    You can have blood work done to show what you are sensitive to, among hundreds of things they can test for, and it really helps. A lot of us figured these things out this way or through getting sick and having to do elimination diets, long before these things were trends or we had even heard of them.

  170. Can you have a wheat sensitivity and just have symptoms like post nasal drip, or itching in the throat, or some shallow breathing issues? The way I got diagnosed was I went to a naturopath who did muscle testing and found out when he placed wheat/gluten on my stomach and then muscle tested my arm, it went limp signaling I have a wheat sensitivity. Should I try cutting out wheat again for a month to see if the symptoms go away?

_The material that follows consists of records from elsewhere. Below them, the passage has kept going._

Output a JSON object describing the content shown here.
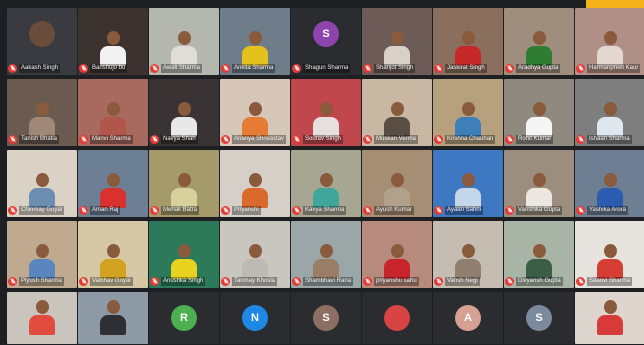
{
  "meeting": {
    "accent_color": "#f6b21a",
    "mic_state": "muted",
    "mic_icon": "mic-off-icon",
    "rows": [
      [
        {
          "name": "Aakash Singh",
          "type": "avatar",
          "avatar_letter": "",
          "bg": "#3a3b40",
          "avatar_color": "#6b4b3a"
        },
        {
          "name": "Banshujo bu",
          "type": "video",
          "bg": "#3c3330",
          "shirt": "#f2f2f2"
        },
        {
          "name": "Awali Sharma",
          "type": "video",
          "bg": "#b4b7ae",
          "shirt": "#e0dcd6"
        },
        {
          "name": "Ankita Sharma",
          "type": "video",
          "bg": "#6f7c8a",
          "shirt": "#e3c21e"
        },
        {
          "name": "Shagun Sharma",
          "type": "avatar",
          "avatar_letter": "S",
          "bg": "#2b2c30",
          "avatar_color": "#8e44ad"
        },
        {
          "name": "Shanjot Singh",
          "type": "video",
          "bg": "#6c5b56",
          "shirt": "#d8d0c9"
        },
        {
          "name": "Jaskirat Singh",
          "type": "video",
          "bg": "#8a6f5e",
          "shirt": "#c62828"
        },
        {
          "name": "Aradhya Gupta",
          "type": "video",
          "bg": "#9f8e7e",
          "shirt": "#2e7d32"
        },
        {
          "name": "Harmanpreet Kaur",
          "type": "video",
          "bg": "#b08f86",
          "shirt": "#e4d7d0"
        }
      ],
      [
        {
          "name": "Tanish Bhatia",
          "type": "video",
          "bg": "#6b5a4f",
          "shirt": "#a08879"
        },
        {
          "name": "Manvi Sharma",
          "type": "video",
          "bg": "#a8695f",
          "shirt": "#b2564b"
        },
        {
          "name": "Navya Shah",
          "type": "video",
          "bg": "#3a3334",
          "shirt": "#e8e8e8"
        },
        {
          "name": "Ananya Shrivastav",
          "type": "video",
          "bg": "#d6c7b9",
          "shirt": "#e57c36"
        },
        {
          "name": "Sourav Singh",
          "type": "video",
          "bg": "#c0484c",
          "shirt": "#e6dfe0"
        },
        {
          "name": "Muskan Verma",
          "type": "video",
          "bg": "#c8b8a3",
          "shirt": "#5a4e45"
        },
        {
          "name": "Krishna Chauhan",
          "type": "video",
          "bg": "#b7a07e",
          "shirt": "#3d7fb8"
        },
        {
          "name": "Rohit Kumar",
          "type": "video",
          "bg": "#8e8a80",
          "shirt": "#f5f5f5"
        },
        {
          "name": "Ishaan Sharma",
          "type": "video",
          "bg": "#7e7e7e",
          "shirt": "#dfe7ee"
        }
      ],
      [
        {
          "name": "Chinmay Goyal",
          "type": "video",
          "bg": "#d9d2c5",
          "shirt": "#6c8fb1"
        },
        {
          "name": "Aman Raj",
          "type": "video",
          "bg": "#6c7f94",
          "shirt": "#d9322e"
        },
        {
          "name": "Mehak Batra",
          "type": "video",
          "bg": "#a59a6a",
          "shirt": "#d6d19c"
        },
        {
          "name": "Priyanshi",
          "type": "video",
          "bg": "#d5cfc8",
          "shirt": "#d96a2c"
        },
        {
          "name": "Kavya Sharma",
          "type": "video",
          "bg": "#a7a693",
          "shirt": "#3fa69a"
        },
        {
          "name": "Ayush Kumar",
          "type": "video",
          "bg": "#a68e74",
          "shirt": "#b1a18a"
        },
        {
          "name": "Ayaan Sahni",
          "type": "video",
          "bg": "#3e77c2",
          "shirt": "#c4d6ea"
        },
        {
          "name": "Vanshika Gupta",
          "type": "video",
          "bg": "#9c8e7e",
          "shirt": "#ece7e1"
        },
        {
          "name": "Yashika Arora",
          "type": "video",
          "bg": "#6f7f93",
          "shirt": "#2a5db0"
        }
      ],
      [
        {
          "name": "Piyush Sharma",
          "type": "video",
          "bg": "#bfa98f",
          "shirt": "#5a86c0"
        },
        {
          "name": "Vaibhav Goyal",
          "type": "video",
          "bg": "#d6c8a4",
          "shirt": "#d1a321"
        },
        {
          "name": "Anushka Singh",
          "type": "video",
          "bg": "#2d7a5b",
          "shirt": "#e7d31f"
        },
        {
          "name": "Tanmay Khosla",
          "type": "video",
          "bg": "#c9c6c0",
          "shirt": "#bdbab3"
        },
        {
          "name": "Shambhavi Rana",
          "type": "video",
          "bg": "#9aa6a8",
          "shirt": "#9a7d66"
        },
        {
          "name": "priyanshu sahu",
          "type": "video",
          "bg": "#b68b7e",
          "shirt": "#c8242c"
        },
        {
          "name": "Vansh Negi",
          "type": "video",
          "bg": "#c6bdb2",
          "shirt": "#8e7f6f"
        },
        {
          "name": "Divyansh Gupta",
          "type": "video",
          "bg": "#a8b4a6",
          "shirt": "#3c5d46"
        },
        {
          "name": "Saanvi Sharma",
          "type": "video",
          "bg": "#e7e4df",
          "shirt": "#d53d35"
        }
      ],
      [
        {
          "name": "",
          "type": "video",
          "bg": "#c9c5bd",
          "shirt": "#e24c3e"
        },
        {
          "name": "",
          "type": "video",
          "bg": "#8d9aa5",
          "shirt": "#2d2f33"
        },
        {
          "name": "",
          "type": "avatar",
          "avatar_letter": "R",
          "bg": "#2b2c30",
          "avatar_color": "#4caf50"
        },
        {
          "name": "",
          "type": "avatar",
          "avatar_letter": "N",
          "bg": "#2b2c30",
          "avatar_color": "#1e88e5"
        },
        {
          "name": "",
          "type": "avatar",
          "avatar_letter": "S",
          "bg": "#2b2c30",
          "avatar_color": "#8d6e63"
        },
        {
          "name": "",
          "type": "avatar",
          "avatar_letter": "",
          "bg": "#2b2c30",
          "avatar_color": "#d84343"
        },
        {
          "name": "",
          "type": "avatar",
          "avatar_letter": "A",
          "bg": "#2b2c30",
          "avatar_color": "#d4a192"
        },
        {
          "name": "",
          "type": "avatar",
          "avatar_letter": "S",
          "bg": "#2b2c30",
          "avatar_color": "#7b8a9c"
        },
        {
          "name": "",
          "type": "video",
          "bg": "#dfd5cf",
          "shirt": "#d83a3a"
        }
      ]
    ]
  }
}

    1. I sure did. After about 6 months Primal (feeling great), I went to a 90th birthday celebration out of state and consumed 2 “too-good-to-pass-up” dinner rolls and birthday cake. Woke up next morning with severe headache and nausea. Continued “cheating” on the vacation and afterwards (it lured me back in) and developed stuffy sinuses, post nasal drip and a sore throat after few days. This lasted 6 weeks, with headaches sprinkled in. (2 strep tests negative, mono test negative). Long story short, every time I ate wheat it got worse (I kept a diary). Doctor said couldn’t be gluten-related because that shows up as digestion issues (wrong), so I’d eat more wheat. In the end I eliminated it and the problems all went away. My theory: the wheat/gluten caused an inflammatory hyper-reaction that a) swelled my sinus passages and b) created lots of extra mucus, which is the body’s attempt to flush away an invader. This caused post nasal drip, which caused the sore throat. After the 6 months Primal, the low-level inflammatory response I had probably been carrying around for years had stopped; so it over-reacted upon re-exposure. Sore throat is a seldom mentioned symptom of gluten sensitivity, but I googled “sore throat gluten” and found others who suffered from it.

  171. Can you say Anaphylactic Celiac?
    Could you live as an Anaphylactic Celiac.
    It involves having both Celaic and Neurofibromatosis,
    I have a few stories, unbelievable, but mine and true.
    I’m doing my research, I have all 4 case studies published, I trying to locate other real people.
    Celiac and Neurofibromatosis, there was an article, link broken, a “sister, who would not be alive” referencing NFCD, do you have that archived? Vision problems not yping or ignorance.